This is Y Magazine 2020

Page 22


Left: Andrew Pern opened The Star Inn the City in 2013 and took 5,000 bookings from October to Christmas. Right: Skosh on Micklegate is in the talented hands of renowned Chef Neil Bentinck. The word Skosh comes from the Japanese sukoshi for “a little” or “small amount” which neatly sums up the premise of this hugely popular restaurant. Exquisite food comes on small to medium plates with a range of influences. Images © Karen Turner.

YO R K ON A FORK Let’s celebrate fabulous food, pop a cork and talk York! Elaine Lemm serves up a few suggestions of what’s cooking in the city.

TO P N OS H The Estrella Damm National Restaurant Awards are the definitive guide to the best restaurants in the UK. Launched in 2007, the awards celebrate the brilliance and vibrancy of the UK’s eating out scene. In 2019 Yorkshire had eight entries in the UK Top 100: 29

The Black Swan at Oldstead


Skosh, York


Roots, York


The Burlington, Devonshire Arms


The Angel at Hetton


The Man Behind the Curtain, Leeds


Jöro, Sheffield


Le Cochon Aveugle, York

GETTING THERE York is one of the most easily accessible cities in the UK and is ideally positioned in the heart of the country with direct rail links bringing you from London, Edinburgh, and Manchester in around two hours. You can get to York on half hourly high-speed trains from London with LNER. LNER runs more trains between York and London than any other operator, as well as regular trains to Newcastle, Glasgow and Edinburgh and regional connections across Yorkshire.



s recently as six years ago, someone asking for an amazing restaurant recommendation in York could have proved a difficult question to answer. Aside from the pubs and cafes, just a few good independents were keeping the city’s culinary credentials and reputation alive.
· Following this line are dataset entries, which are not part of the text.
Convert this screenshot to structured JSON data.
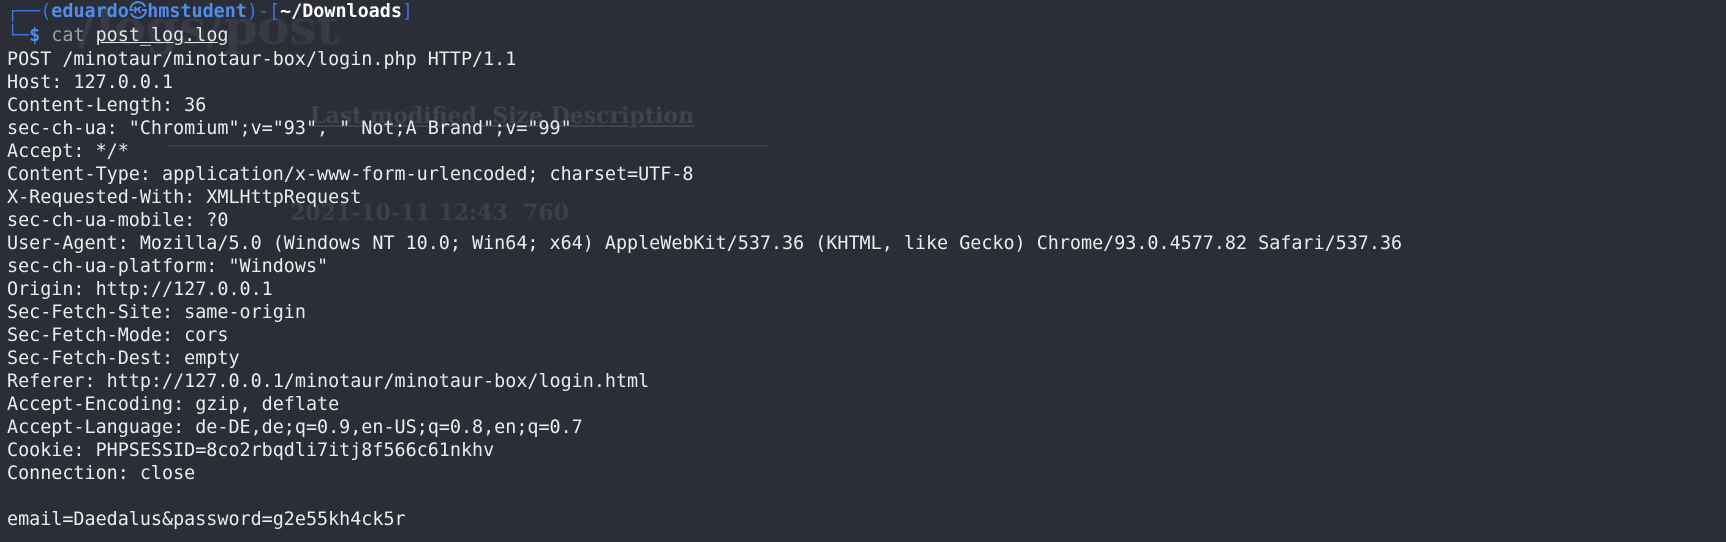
{
  "background_ghost": {
    "title": "/logs/post",
    "columns": "Last modified  Size Description",
    "row": "2021-10-11 12:43  760"
  },
  "prompt": {
    "corner_top": "┌──(",
    "user": "eduardo",
    "skull_glyph": "㉿",
    "host": "hmstudent",
    "sep": ")-[",
    "cwd": "~/Downloads",
    "close": "]",
    "corner_bottom": "└─",
    "dollar": "$",
    "command": "cat",
    "argument": "post_log.log"
  },
  "output_lines": [
    "POST /minotaur/minotaur-box/login.php HTTP/1.1",
    "Host: 127.0.0.1",
    "Content-Length: 36",
    "sec-ch-ua: \"Chromium\";v=\"93\", \" Not;A Brand\";v=\"99\"",
    "Accept: */*",
    "Content-Type: application/x-www-form-urlencoded; charset=UTF-8",
    "X-Requested-With: XMLHttpRequest",
    "sec-ch-ua-mobile: ?0",
    "User-Agent: Mozilla/5.0 (Windows NT 10.0; Win64; x64) AppleWebKit/537.36 (KHTML, like Gecko) Chrome/93.0.4577.82 Safari/537.36",
    "sec-ch-ua-platform: \"Windows\"",
    "Origin: http://127.0.0.1",
    "Sec-Fetch-Site: same-origin",
    "Sec-Fetch-Mode: cors",
    "Sec-Fetch-Dest: empty",
    "Referer: http://127.0.0.1/minotaur/minotaur-box/login.html",
    "Accept-Encoding: gzip, deflate",
    "Accept-Language: de-DE,de;q=0.9,en-US;q=0.8,en;q=0.7",
    "Cookie: PHPSESSID=8co2rbqdli7itj8f566c61nkhv",
    "Connection: close",
    "",
    "email=Daedalus&password=g2e55kh4ck5r"
  ],
  "colors": {
    "background": "#2b2e37",
    "prompt_blue": "#4f8df0",
    "text": "#ececec"
  }
}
Thankfully, most of those are still operating, but they often had a bumpy ride alongside the bigger businesses, restaurant chains and fast food outlets that once dominated the city centre. York is steeped in over a millennia of history and heritage, so it is no wonder the beautiful city is a significant tourist attraction for a staggering number of visitors worldwide. Around seven million people flock to York each year to enjoy all it has to offer. One wonders, for the most part, what impression of Yorkshire food they took away with them in the past though? Today numbers are still growing and York is now considered one of the major food destinations in the UK. So, what is different now? Perhaps the game-changing moment for York was when, in 2013 Andrew Pern, chef-owner of the renowned The Star Inn, Harome opened his second eatery in York with business partner Justin Brosenitz. The Star Inn the City, a 130-seat restaurant at the old Engine House close to Lendal Bridge was the opening of the year with 5,000 bookings from when the doors opened in October through to Christmas. A testament that the city was hungry for a change. “When we started The Star Inn the City everyone said we were at the wrong end of town and no one went out for lunch never mind breakfast,” Pern said of his high quality, relaxed all-day eating concept. “As with the Star Inn at Harome, we have always thought more national and international with our outlook, while using our famous Yorkshire hospitality and its finest ingredients to do the rest.”